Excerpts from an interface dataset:
- Opening Delimiter -
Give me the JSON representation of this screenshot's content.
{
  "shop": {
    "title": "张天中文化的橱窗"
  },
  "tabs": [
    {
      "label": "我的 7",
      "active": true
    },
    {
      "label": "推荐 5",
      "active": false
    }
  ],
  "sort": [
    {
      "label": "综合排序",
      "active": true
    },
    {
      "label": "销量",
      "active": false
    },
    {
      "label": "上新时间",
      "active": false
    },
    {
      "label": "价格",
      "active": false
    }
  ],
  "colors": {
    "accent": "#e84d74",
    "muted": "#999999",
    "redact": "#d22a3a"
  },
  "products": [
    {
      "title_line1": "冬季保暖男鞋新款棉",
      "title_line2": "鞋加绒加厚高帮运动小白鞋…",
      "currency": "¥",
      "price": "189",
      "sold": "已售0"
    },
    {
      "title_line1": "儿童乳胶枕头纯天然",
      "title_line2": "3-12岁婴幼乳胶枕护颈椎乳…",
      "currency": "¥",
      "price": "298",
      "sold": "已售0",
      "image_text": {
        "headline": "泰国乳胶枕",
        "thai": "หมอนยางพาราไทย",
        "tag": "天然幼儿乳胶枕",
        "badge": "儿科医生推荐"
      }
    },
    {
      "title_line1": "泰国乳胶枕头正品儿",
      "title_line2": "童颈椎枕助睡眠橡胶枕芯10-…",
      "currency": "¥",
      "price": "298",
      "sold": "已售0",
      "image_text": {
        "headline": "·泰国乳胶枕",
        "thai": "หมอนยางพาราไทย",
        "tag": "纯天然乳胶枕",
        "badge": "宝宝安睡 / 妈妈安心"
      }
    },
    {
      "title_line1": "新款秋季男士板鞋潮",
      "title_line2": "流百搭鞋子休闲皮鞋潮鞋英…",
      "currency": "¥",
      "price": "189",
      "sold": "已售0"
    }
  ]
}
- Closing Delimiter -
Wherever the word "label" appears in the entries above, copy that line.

      "label": "我的 7",
      "label": "推荐 5",
      "label": "综合排序",
      "label": "销量",
      "label": "上新时间",
      "label": "价格",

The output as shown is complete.